Blockchains are a distributed append-only way of storing data. They are reliant on a large network for their maintenance, and can only grow in size. Jeni Tennison, the ODI’s Technical Director, looks at scenarios for how blockchains might evolve over time
Blockchains are emerging from their origins in cryptocurrencies and being explored as a mechanism for storing data of other kinds. We are very early in our understanding of when and how it’s best to use blockchains as a technology. We need to anticipate and plan for what happens when blockchains scale from low levels of use to potential ubiquity for other applications like recording marriages, registering land ownership, ensuring musicians get paid, and maintaining supply chain provenance.
Blockchains are maintained by a distributed network of nodes: computers that store the blockchain and may add data to it. There are drivers for having a few blockchains that are each maintained by a large number of nodes and for having many blockchains that are each maintained by a small number of nodes.

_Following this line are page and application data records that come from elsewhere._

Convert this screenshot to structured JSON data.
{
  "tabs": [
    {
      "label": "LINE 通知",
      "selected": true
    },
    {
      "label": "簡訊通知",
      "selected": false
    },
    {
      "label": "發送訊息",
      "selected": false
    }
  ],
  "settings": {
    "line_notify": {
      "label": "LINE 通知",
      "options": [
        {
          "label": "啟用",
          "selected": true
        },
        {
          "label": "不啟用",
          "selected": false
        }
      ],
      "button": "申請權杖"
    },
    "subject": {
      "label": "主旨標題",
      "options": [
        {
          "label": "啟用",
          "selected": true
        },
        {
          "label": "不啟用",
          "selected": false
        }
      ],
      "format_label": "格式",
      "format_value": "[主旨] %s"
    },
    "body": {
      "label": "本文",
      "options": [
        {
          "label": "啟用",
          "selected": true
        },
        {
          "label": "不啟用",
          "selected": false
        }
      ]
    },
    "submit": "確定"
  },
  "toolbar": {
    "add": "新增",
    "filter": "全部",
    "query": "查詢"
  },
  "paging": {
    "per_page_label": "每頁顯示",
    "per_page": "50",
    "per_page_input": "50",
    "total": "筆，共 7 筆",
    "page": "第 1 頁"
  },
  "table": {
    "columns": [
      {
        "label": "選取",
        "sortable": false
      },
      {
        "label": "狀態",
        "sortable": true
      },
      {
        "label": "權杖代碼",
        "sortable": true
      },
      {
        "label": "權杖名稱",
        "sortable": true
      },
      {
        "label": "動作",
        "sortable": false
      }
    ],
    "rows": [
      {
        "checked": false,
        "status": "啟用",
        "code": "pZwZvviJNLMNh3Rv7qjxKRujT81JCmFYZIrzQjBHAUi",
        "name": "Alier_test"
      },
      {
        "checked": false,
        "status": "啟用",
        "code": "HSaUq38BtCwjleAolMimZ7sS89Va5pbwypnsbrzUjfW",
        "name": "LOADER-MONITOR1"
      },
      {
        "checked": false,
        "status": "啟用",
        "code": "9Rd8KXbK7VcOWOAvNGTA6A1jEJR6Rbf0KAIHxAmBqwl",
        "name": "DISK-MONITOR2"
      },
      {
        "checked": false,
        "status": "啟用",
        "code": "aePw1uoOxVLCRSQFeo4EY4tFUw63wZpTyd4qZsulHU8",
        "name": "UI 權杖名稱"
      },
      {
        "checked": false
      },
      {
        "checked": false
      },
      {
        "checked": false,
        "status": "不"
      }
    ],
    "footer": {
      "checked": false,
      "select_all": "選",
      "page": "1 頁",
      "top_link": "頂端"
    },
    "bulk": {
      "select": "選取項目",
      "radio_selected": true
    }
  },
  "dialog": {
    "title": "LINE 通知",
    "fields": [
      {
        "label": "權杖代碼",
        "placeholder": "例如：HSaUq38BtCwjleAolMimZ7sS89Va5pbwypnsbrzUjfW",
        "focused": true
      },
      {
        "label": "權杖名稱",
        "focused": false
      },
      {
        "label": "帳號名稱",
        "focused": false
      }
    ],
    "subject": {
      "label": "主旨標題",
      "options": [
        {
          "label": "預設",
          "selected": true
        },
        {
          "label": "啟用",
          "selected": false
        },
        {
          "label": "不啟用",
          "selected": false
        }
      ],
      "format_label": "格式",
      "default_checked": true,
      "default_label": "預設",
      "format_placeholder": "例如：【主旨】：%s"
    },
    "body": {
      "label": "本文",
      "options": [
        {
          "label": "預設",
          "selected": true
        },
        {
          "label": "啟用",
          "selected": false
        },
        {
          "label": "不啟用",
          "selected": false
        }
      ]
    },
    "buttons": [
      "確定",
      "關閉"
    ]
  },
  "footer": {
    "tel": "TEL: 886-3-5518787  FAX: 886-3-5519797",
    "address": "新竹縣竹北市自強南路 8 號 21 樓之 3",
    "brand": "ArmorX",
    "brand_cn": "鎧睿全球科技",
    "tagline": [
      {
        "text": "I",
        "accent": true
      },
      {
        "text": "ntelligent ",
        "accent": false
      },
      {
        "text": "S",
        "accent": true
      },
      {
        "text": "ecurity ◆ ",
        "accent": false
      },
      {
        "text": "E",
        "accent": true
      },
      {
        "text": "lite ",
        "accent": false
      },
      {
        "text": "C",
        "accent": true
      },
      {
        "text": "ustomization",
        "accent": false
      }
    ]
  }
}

We’ll end up somewhere in the middle. The right number of blockchains will change over time. We have to ensure that it’s possible to adjust: to split blockchains or to merge blockchains as required.
Blockchains are attractive as a data store because they are maintained by a network of nodes, making them robust and tamper-proof. Robustness ensures that the data is always available. A blockchain being tamper-proof guarantees data integrity; even if some nodes are compromised, the other nodes won’t accept changes they make to the blockchain.
These important characteristics arise when a blockchain is maintained by a large network of nodes. A blockchain that is maintained by a single node could be struck by a hardware failure, or could rewind and rewrite the blockchain it is maintaining without detection.
Blockchains that are only maintained by small numbers of nodes can get into situations where the majority of the network is owned by a single organisation. This happened with the GHash bitcoin mining pool in 2014, and was the reason behind Onename’s recent migration from Namecoin to the bitcoin blockchain. When more than half a blockchain is owned by a single organisation, it is possible that they can collaborate to alter the content of the blockchain or to accept invalid transactions.
The fact that small networks of nodes undermine the utility of a blockchain is a driver towards having a few, large-scale blockchains maintained by many nodes.
The size of a blockchain grows over time because it is an append-only data store: you can add data to a blockchain, but you can never remove it.
The bitcoin blockchain is currently about 49GB in size. It’s been growing steadily by about 2.5GB/month (though that rate is increasing). With a limit of 1MB/block and 1 block every 10 minutes, the maximum rate of increase in size will be just over 4GB/month.
The bitcoin blockchain is relatively small as bitcoin transactions take up very little data. Other applications for blockchains may require more storage, or a speedier rate of growth (larger blocks and/or more frequent blocks).
Every node in a blockchain network needs to be able to store and process the entirety of the blockchain. Blockchains that are used by lots of applications will be large in size. The vast majority of data within a blockchain supporting multiple applications will be irrelevant to the application any particular node is interested in. Some nodes might only be interested in the land registry data, some only in statements of copyright ownership.
Large blockchains require nodes that are interested in a given application to take on all the data from other applications using the blockchain. They might hesitate not only because of size but due to ethical concerns about the data those blockchains contain. These are drivers towards having more, smaller and more specialised blockchains.
Blockchain applications need to be able to migrate from blockchain to blockchain without interruption of service. What patterns make this possible? For example, it would be useful for a transaction in one blockchain to be able to point to a transaction in another blockchain, either as a precursor or an original. How can transactions within another blockchain be addressed and pointed at? What does a URL for a transaction look like?
What happens to blockchains when they come to the end of their life? Like other internet phenomena, blockchains should be automatically archived for posterity. Is this a role that the Internet Archive should be taking on, or is there another institution that can provide this service? How can blockchains be discovered to enable this to happen automatically?
While we are at early stages of the use of blockchains, we are already encountering some of these challenges. We have to start working through the implications now to avoid them becoming big problems in the future.
How do you see the blockchain ecosystem evolving? What are the challenges you see coming down the line? What are the solutions people are already working on? Tell us what you think in comments below or by emailing email@example.com.
This post was supported by Deutsche Bank and is part of ODI Labs’ work on data infrastructure. If you’re interested in supporting our R&D work on data infrastructure and blockchains, email firstname.lastname@example.org.